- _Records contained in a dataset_
Start of Block

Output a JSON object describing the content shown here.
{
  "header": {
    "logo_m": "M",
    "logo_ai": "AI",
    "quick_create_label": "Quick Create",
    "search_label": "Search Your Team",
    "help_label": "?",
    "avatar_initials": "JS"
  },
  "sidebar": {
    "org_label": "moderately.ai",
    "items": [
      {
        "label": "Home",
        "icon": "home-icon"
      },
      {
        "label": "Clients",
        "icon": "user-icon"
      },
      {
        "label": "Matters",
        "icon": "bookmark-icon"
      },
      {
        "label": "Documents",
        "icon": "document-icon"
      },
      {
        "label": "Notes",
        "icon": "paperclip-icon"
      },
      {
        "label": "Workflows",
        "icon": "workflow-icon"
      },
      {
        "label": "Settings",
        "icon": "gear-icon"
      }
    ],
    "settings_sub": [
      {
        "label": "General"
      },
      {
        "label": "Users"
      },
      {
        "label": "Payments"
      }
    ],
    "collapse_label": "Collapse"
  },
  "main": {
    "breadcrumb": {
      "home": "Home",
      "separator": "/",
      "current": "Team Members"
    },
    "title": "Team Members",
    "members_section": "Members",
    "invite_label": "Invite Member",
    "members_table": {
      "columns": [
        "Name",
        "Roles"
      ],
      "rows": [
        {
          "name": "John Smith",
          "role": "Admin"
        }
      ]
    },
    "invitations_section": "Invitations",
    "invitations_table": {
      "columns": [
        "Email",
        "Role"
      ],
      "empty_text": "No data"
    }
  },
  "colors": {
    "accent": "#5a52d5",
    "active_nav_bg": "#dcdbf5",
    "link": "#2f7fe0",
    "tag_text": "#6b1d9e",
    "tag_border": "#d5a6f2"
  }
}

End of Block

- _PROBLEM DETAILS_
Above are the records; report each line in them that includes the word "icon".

- _SOLUTION TO THIS EXERCISE_
        "icon": "home-icon"
        "icon": "user-icon"
        "icon": "bookmark-icon"
        "icon": "document-icon"
        "icon": "paperclip-icon"
        "icon": "workflow-icon"
        "icon": "gear-icon"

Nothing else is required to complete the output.